=== Task details ===
An exact reproduction of all the entries is what the answer must contain.

Dataset excerpts
========
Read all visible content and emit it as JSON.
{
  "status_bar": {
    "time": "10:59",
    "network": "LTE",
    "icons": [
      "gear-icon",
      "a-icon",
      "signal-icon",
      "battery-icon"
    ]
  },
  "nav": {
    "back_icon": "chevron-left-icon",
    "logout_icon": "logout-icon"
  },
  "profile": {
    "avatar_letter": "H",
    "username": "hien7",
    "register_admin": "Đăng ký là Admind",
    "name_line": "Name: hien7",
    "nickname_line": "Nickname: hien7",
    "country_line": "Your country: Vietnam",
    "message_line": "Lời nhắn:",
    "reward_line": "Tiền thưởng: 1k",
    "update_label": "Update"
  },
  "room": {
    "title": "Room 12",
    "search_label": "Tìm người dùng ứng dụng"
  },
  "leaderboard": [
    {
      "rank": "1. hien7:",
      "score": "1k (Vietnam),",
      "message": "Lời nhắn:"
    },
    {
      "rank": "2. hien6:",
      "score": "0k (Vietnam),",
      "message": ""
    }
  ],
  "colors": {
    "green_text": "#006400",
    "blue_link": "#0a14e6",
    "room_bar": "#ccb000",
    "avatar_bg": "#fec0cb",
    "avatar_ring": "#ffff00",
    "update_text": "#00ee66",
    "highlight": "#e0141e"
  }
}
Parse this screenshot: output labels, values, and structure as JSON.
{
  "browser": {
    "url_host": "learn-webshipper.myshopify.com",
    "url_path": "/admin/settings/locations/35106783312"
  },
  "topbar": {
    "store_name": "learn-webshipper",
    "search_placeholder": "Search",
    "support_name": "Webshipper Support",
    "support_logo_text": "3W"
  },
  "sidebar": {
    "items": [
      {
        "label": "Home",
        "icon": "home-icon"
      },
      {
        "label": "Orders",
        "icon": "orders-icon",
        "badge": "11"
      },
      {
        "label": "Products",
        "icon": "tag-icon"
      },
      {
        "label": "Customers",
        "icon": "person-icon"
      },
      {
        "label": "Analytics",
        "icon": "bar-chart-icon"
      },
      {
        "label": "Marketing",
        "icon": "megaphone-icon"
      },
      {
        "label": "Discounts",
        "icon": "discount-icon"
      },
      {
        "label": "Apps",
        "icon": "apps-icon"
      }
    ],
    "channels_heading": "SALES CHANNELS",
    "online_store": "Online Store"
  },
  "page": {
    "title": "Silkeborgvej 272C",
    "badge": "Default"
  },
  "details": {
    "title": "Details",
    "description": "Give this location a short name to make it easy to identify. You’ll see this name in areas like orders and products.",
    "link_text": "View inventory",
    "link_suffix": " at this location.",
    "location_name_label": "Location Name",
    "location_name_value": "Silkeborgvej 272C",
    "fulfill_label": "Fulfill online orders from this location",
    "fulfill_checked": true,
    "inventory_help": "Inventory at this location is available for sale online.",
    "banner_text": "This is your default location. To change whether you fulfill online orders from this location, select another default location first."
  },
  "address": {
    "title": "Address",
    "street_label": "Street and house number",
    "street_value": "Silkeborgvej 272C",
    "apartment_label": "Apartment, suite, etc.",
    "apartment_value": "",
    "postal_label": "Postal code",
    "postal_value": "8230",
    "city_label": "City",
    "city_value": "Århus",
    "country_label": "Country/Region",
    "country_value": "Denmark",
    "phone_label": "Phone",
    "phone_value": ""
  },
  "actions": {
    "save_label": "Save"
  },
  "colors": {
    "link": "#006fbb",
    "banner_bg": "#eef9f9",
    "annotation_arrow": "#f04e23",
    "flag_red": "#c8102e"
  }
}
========
=== Expected output ===
Read all visible content and emit it as JSON.
{
  "status_bar": {
    "time": "10:59",
    "network": "LTE",
    "icons": [
      "gear-icon",
      "a-icon",
      "signal-icon",
      "battery-icon"
    ]
  },
  "nav": {
    "back_icon": "chevron-left-icon",
    "logout_icon": "logout-icon"
  },
  "profile": {
    "avatar_letter": "H",
    "username": "hien7",
    "register_admin": "Đăng ký là Admind",
    "name_line": "Name: hien7",
    "nickname_line": "Nickname: hien7",
    "country_line": "Your country: Vietnam",
    "message_line": "Lời nhắn:",
    "reward_line": "Tiền thưởng: 1k",
    "update_label": "Update"
  },
  "room": {
    "title": "Room 12",
    "search_label": "Tìm người dùng ứng dụng"
  },
  "leaderboard": [
    {
      "rank": "1. hien7:",
      "score": "1k (Vietnam),",
      "message": "Lời nhắn:"
    },
    {
      "rank": "2. hien6:",
      "score": "0k (Vietnam),",
      "message": ""
    }
  ],
  "colors": {
    "green_text": "#006400",
    "blue_link": "#0a14e6",
    "room_bar": "#ccb000",
    "avatar_bg": "#fec0cb",
    "avatar_ring": "#ffff00",
    "update_text": "#00ee66",
    "highlight": "#e0141e"
  }
}
Parse this screenshot: output labels, values, and structure as JSON.
{
  "browser": {
    "url_host": "learn-webshipper.myshopify.com",
    "url_path": "/admin/settings/locations/35106783312"
  },
  "topbar": {
    "store_name": "learn-webshipper",
    "search_placeholder": "Search",
    "support_name": "Webshipper Support",
    "support_logo_text": "3W"
  },
  "sidebar": {
    "items": [
      {
        "label": "Home",
        "icon": "home-icon"
      },
      {
        "label": "Orders",
        "icon": "orders-icon",
        "badge": "11"
      },
      {
        "label": "Products",
        "icon": "tag-icon"
      },
      {
        "label": "Customers",
        "icon": "person-icon"
      },
      {
        "label": "Analytics",
        "icon": "bar-chart-icon"
      },
      {
        "label": "Marketing",
        "icon": "megaphone-icon"
      },
      {
        "label": "Discounts",
        "icon": "discount-icon"
      },
      {
        "label": "Apps",
        "icon": "apps-icon"
      }
    ],
    "channels_heading": "SALES CHANNELS",
    "online_store": "Online Store"
  },
  "page": {
    "title": "Silkeborgvej 272C",
    "badge": "Default"
  },
  "details": {
    "title": "Details",
    "description": "Give this location a short name to make it easy to identify. You’ll see this name in areas like orders and products.",
    "link_text": "View inventory",
    "link_suffix": " at this location.",
    "location_name_label": "Location Name",
    "location_name_value": "Silkeborgvej 272C",
    "fulfill_label": "Fulfill online orders from this location",
    "fulfill_checked": true,
    "inventory_help": "Inventory at this location is available for sale online.",
    "banner_text": "This is your default location. To change whether you fulfill online orders from this location, select another default location first."
  },
  "address": {
    "title": "Address",
    "street_label": "Street and house number",
    "street_value": "Silkeborgvej 272C",
    "apartment_label": "Apartment, suite, etc.",
    "apartment_value": "",
    "postal_label": "Postal code",
    "postal_value": "8230",
    "city_label": "City",
    "city_value": "Århus",
    "country_label": "Country/Region",
    "country_value": "Denmark",
    "phone_label": "Phone",
    "phone_value": ""
  },
  "actions": {
    "save_label": "Save"
  },
  "colors": {
    "link": "#006fbb",
    "banner_bg": "#eef9f9",
    "annotation_arrow": "#f04e23",
    "flag_red": "#c8102e"
  }
}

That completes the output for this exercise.